**Task details:** All entries need to be written out verbatim, with pictures omitted.

**Available data:**
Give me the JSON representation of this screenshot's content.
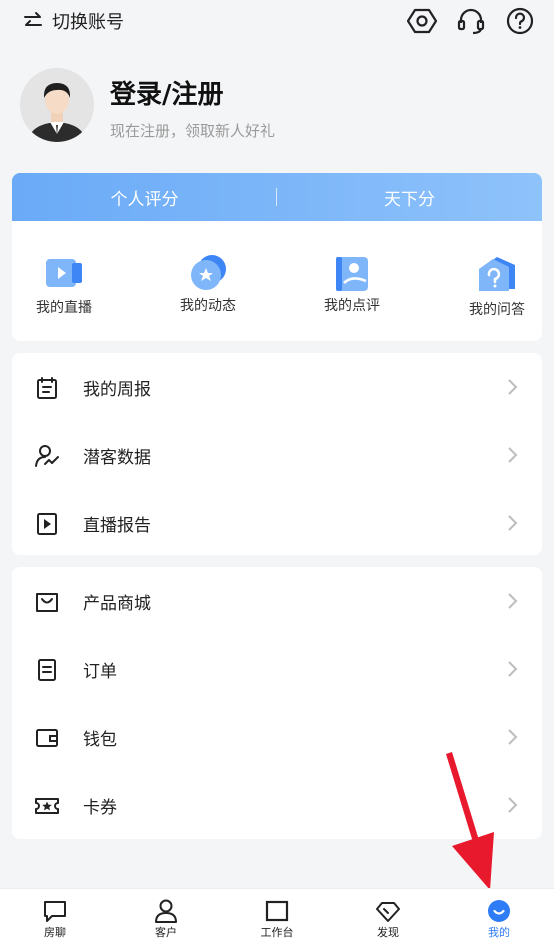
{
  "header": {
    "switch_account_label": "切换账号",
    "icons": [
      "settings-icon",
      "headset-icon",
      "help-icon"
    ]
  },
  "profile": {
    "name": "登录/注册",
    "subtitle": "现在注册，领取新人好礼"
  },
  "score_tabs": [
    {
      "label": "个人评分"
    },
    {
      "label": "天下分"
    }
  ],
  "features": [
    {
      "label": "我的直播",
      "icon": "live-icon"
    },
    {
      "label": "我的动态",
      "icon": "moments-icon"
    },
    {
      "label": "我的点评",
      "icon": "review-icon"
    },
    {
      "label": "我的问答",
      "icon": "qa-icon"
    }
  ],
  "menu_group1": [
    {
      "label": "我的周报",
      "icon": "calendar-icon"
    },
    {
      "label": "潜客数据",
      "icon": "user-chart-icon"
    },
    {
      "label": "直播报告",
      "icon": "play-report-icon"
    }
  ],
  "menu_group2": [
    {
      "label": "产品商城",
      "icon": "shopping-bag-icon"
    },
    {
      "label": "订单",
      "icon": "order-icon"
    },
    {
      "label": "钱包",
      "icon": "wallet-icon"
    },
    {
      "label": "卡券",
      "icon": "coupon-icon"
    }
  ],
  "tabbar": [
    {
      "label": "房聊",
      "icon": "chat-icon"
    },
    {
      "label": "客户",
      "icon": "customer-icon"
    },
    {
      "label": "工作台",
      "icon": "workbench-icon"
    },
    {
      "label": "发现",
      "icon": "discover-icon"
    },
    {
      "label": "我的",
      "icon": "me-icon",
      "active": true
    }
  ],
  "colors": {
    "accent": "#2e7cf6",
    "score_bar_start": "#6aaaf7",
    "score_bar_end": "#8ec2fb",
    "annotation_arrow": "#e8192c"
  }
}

**Answer space:**
Give me the JSON representation of this screenshot's content.
{
  "header": {
    "switch_account_label": "切换账号",
    "icons": [
      "settings-icon",
      "headset-icon",
      "help-icon"
    ]
  },
  "profile": {
    "name": "登录/注册",
    "subtitle": "现在注册，领取新人好礼"
  },
  "score_tabs": [
    {
      "label": "个人评分"
    },
    {
      "label": "天下分"
    }
  ],
  "features": [
    {
      "label": "我的直播",
      "icon": "live-icon"
    },
    {
      "label": "我的动态",
      "icon": "moments-icon"
    },
    {
      "label": "我的点评",
      "icon": "review-icon"
    },
    {
      "label": "我的问答",
      "icon": "qa-icon"
    }
  ],
  "menu_group1": [
    {
      "label": "我的周报",
      "icon": "calendar-icon"
    },
    {
      "label": "潜客数据",
      "icon": "user-chart-icon"
    },
    {
      "label": "直播报告",
      "icon": "play-report-icon"
    }
  ],
  "menu_group2": [
    {
      "label": "产品商城",
      "icon": "shopping-bag-icon"
    },
    {
      "label": "订单",
      "icon": "order-icon"
    },
    {
      "label": "钱包",
      "icon": "wallet-icon"
    },
    {
      "label": "卡券",
      "icon": "coupon-icon"
    }
  ],
  "tabbar": [
    {
      "label": "房聊",
      "icon": "chat-icon"
    },
    {
      "label": "客户",
      "icon": "customer-icon"
    },
    {
      "label": "工作台",
      "icon": "workbench-icon"
    },
    {
      "label": "发现",
      "icon": "discover-icon"
    },
    {
      "label": "我的",
      "icon": "me-icon",
      "active": true
    }
  ],
  "colors": {
    "accent": "#2e7cf6",
    "score_bar_start": "#6aaaf7",
    "score_bar_end": "#8ec2fb",
    "annotation_arrow": "#e8192c"
  }
}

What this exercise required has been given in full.